W.E.B. Du Bois
W.E.B. Du Bois was born on February 23, 1868 in Great Barrington, Massachusetts. Du Bois was a historian, civil rights activist, sociologist, author, editor and Pan-Africanist. In 1909 he was also one of the founders of the National Association for the Advancement of Colored People (NAACP). On February 12, 1909 in response to a race riot in Springfield, Illinois and the horrific acts that were being done against African Americans, a little over 50 white liberals and 7 African Americans met to discuss the racial crisis. Out of this meeting came the existence of the NAACP. Some of the African Americans in attendance were W. E. B. Du Bois, Ida B. Wells-Barnett and Mary Church Terrell.
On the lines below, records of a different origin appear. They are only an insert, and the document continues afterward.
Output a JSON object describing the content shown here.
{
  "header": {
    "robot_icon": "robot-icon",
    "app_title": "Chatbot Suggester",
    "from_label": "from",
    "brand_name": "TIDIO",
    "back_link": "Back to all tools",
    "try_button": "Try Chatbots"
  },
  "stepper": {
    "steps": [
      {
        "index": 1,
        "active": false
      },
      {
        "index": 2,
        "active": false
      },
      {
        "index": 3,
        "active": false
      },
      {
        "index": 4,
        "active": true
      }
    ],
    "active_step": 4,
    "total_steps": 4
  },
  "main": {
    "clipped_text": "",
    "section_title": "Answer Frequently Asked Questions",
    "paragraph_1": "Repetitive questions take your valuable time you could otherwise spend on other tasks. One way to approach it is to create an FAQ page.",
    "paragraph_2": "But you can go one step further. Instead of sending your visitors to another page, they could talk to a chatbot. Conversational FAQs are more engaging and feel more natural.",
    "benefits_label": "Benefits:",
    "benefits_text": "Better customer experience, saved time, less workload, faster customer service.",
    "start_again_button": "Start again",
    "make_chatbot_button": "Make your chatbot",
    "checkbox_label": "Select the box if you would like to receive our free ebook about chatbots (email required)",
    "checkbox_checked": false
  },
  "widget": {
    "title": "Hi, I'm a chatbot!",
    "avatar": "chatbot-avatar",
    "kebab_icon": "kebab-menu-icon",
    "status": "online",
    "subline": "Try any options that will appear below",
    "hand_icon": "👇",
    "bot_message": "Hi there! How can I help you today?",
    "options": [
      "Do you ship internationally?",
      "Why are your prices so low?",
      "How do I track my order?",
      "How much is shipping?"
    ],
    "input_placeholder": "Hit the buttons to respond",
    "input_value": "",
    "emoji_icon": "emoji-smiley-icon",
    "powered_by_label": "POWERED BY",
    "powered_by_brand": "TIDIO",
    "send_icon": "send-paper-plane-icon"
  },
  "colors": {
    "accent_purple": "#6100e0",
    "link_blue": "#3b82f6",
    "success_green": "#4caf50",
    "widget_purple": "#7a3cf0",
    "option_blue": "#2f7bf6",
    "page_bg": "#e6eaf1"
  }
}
Among the white liberals at the meeting were Mary White Ovington and Oswald Garrison Villard, The organization continued the focus of the Niagara Movement which was the precursor to (NAACP).
The Niagara Movement was organized by W.E.B. Du Bois and William Monroe Trotter. It was an organization that wanted equal rights for African Americans. Du Bois became the first African American member of the National Institute of Arts and Letters on June 22, 1943. He died on August 27, 1963 at age 95 in Accra, Ghana.
Tribute To Black History Month
December 19, 1875 – April 3, 1950 – Carter Godwin Woodson
Dr. Carter G. Woodson began “Negro History Week” the forerunner to Black History Month. Dr. Woodson was a noted, historian, journalist, author and the founder of the Association for the Study of African American Life and History.